● Problem requirements
Work through the data below and copy out every line where "Wersja" is found.

*** Dataset excerpts ***

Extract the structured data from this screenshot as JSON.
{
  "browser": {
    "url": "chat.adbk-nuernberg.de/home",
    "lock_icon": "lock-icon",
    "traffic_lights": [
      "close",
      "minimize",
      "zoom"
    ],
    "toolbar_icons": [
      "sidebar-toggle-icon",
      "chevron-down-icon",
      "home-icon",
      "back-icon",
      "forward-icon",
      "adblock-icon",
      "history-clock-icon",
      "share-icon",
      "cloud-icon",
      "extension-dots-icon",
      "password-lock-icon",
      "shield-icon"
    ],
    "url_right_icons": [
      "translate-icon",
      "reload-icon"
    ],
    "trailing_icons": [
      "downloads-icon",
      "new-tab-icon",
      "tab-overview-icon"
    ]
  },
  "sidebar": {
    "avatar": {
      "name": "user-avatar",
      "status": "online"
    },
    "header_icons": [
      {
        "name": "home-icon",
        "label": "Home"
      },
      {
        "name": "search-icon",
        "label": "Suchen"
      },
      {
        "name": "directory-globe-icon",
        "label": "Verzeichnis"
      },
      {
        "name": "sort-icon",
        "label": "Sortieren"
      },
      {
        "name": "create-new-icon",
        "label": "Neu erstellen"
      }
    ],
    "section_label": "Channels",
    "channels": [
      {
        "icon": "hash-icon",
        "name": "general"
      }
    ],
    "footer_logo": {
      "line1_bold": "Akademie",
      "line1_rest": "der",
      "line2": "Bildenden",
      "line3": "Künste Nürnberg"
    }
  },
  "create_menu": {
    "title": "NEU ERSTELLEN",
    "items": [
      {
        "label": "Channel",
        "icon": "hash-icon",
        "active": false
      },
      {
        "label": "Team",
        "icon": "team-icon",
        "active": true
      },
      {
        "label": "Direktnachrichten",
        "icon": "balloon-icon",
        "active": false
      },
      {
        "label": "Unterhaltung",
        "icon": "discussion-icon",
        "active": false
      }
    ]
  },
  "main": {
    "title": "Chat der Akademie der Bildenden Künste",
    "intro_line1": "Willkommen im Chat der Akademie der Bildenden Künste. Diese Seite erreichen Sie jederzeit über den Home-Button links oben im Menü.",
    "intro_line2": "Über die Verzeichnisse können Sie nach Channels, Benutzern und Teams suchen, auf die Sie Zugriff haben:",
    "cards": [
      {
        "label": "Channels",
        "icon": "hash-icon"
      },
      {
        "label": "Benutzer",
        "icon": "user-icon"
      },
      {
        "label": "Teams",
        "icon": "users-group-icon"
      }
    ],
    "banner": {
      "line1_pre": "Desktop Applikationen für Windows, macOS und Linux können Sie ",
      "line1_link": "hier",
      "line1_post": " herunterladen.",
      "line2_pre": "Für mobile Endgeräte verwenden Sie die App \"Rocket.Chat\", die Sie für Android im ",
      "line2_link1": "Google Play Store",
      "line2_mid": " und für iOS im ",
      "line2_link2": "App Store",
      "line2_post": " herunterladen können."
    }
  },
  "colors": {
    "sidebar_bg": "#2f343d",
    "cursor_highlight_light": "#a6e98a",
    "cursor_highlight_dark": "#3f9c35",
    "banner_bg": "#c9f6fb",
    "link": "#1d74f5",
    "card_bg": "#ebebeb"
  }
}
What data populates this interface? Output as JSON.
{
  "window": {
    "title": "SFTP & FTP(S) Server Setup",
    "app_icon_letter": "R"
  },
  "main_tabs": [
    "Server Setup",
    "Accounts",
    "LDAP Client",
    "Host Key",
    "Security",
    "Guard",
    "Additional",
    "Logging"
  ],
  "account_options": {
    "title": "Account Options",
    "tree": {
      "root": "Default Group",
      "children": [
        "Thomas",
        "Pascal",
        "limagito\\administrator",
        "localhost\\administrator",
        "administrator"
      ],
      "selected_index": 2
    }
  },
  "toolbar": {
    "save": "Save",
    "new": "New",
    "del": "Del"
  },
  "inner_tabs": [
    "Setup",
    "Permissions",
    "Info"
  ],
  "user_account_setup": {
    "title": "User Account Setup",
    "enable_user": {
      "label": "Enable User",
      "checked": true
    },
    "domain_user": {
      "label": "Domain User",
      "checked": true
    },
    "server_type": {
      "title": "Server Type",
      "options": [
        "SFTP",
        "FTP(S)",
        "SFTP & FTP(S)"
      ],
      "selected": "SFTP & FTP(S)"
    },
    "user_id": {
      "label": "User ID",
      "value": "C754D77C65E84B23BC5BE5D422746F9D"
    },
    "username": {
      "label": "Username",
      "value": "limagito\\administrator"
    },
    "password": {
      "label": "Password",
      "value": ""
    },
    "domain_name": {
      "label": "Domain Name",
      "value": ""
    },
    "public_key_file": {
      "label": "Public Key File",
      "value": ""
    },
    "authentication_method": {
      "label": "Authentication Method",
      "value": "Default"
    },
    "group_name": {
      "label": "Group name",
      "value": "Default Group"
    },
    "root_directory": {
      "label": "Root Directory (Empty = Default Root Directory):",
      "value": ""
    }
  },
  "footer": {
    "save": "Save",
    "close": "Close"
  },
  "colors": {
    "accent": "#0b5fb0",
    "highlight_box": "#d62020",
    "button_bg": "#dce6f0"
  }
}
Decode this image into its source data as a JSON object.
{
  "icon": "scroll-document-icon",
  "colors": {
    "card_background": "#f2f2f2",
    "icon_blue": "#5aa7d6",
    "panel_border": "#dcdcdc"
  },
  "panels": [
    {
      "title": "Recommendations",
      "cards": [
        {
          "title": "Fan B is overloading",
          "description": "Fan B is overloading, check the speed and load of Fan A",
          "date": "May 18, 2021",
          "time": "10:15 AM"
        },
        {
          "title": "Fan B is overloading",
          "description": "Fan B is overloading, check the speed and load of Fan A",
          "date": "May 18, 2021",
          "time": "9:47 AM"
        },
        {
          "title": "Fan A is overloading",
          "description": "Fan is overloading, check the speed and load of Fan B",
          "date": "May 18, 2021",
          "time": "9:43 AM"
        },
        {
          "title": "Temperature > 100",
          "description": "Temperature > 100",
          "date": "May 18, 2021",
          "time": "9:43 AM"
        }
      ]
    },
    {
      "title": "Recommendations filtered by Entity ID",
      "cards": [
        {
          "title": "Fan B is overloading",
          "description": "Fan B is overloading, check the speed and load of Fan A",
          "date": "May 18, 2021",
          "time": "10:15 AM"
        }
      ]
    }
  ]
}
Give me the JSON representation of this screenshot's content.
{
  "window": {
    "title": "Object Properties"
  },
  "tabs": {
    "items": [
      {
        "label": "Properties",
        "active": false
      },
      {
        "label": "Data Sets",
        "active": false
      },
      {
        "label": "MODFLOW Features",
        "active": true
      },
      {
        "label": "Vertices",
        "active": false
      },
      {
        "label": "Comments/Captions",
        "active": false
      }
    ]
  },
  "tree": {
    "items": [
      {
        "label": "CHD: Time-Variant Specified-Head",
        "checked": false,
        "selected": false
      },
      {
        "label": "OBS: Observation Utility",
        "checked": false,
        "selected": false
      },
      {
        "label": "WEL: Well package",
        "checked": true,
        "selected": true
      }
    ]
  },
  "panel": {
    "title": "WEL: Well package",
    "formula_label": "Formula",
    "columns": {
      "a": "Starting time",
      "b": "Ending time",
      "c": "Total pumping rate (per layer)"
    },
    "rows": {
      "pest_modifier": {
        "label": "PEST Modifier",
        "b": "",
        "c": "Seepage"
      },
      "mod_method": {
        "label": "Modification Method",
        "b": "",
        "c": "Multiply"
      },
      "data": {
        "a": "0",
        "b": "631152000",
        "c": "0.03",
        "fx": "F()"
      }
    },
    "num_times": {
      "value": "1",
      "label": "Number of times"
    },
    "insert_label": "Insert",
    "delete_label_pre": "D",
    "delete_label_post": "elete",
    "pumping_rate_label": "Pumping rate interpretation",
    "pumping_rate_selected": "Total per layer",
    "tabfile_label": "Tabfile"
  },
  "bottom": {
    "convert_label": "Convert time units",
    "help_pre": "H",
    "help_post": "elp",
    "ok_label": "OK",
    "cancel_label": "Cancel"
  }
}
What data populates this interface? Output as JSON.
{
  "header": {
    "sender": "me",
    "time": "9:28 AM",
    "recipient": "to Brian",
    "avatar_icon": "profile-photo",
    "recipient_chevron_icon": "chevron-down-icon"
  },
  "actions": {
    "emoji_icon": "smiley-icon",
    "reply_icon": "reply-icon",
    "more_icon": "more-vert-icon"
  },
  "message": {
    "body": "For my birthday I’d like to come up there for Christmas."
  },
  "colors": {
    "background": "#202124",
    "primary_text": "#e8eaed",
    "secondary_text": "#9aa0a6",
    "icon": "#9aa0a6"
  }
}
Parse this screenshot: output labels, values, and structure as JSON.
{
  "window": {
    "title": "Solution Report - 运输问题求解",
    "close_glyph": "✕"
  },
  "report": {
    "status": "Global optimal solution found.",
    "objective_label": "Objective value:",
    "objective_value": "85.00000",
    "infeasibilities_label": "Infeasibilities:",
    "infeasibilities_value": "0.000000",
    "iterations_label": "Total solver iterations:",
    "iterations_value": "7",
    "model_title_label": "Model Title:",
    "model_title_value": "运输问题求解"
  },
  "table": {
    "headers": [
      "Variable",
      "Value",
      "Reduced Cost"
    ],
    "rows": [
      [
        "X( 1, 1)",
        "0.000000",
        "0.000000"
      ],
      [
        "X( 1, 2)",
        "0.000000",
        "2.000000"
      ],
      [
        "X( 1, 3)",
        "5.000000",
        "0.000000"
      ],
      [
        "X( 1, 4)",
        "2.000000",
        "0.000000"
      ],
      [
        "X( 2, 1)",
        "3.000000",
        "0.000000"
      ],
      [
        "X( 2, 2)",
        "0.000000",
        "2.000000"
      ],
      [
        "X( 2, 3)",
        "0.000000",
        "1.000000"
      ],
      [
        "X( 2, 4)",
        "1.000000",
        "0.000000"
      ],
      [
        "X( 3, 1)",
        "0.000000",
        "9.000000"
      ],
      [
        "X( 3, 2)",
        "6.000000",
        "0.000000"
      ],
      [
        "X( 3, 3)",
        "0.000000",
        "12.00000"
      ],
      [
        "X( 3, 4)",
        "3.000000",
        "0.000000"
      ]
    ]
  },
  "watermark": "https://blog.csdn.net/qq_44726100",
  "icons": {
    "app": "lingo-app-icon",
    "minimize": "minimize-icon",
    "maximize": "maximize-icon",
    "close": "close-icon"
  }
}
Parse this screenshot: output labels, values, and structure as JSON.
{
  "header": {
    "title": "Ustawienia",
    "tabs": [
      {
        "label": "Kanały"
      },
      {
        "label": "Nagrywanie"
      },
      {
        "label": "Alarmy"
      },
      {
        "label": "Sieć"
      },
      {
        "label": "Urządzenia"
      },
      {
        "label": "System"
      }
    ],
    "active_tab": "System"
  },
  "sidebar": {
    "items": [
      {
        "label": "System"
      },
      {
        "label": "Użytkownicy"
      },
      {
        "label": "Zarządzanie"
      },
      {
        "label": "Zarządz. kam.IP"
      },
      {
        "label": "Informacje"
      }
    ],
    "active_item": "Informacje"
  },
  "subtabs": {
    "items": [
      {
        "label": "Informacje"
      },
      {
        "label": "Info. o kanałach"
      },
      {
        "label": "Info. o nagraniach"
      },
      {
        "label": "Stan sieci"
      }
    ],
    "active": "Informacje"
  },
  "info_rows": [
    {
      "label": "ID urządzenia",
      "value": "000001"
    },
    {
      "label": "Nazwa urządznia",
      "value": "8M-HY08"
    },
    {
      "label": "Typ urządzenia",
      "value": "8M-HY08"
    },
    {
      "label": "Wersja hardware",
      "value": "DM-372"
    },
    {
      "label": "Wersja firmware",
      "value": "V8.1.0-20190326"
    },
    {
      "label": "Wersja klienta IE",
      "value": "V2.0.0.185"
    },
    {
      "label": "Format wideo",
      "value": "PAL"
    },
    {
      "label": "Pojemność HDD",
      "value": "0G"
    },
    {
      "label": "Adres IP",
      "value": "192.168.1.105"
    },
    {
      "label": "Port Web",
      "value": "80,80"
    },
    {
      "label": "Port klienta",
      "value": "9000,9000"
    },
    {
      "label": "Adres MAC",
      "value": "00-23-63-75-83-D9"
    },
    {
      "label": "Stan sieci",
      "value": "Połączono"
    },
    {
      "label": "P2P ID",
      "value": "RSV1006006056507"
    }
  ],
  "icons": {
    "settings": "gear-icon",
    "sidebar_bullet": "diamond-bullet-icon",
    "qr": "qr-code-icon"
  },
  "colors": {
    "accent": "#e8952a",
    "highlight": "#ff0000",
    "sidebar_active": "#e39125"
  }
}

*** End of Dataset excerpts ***

● Result of this exercise
      "label": "Wersja hardware",
      "label": "Wersja firmware",
      "label": "Wersja klienta IE",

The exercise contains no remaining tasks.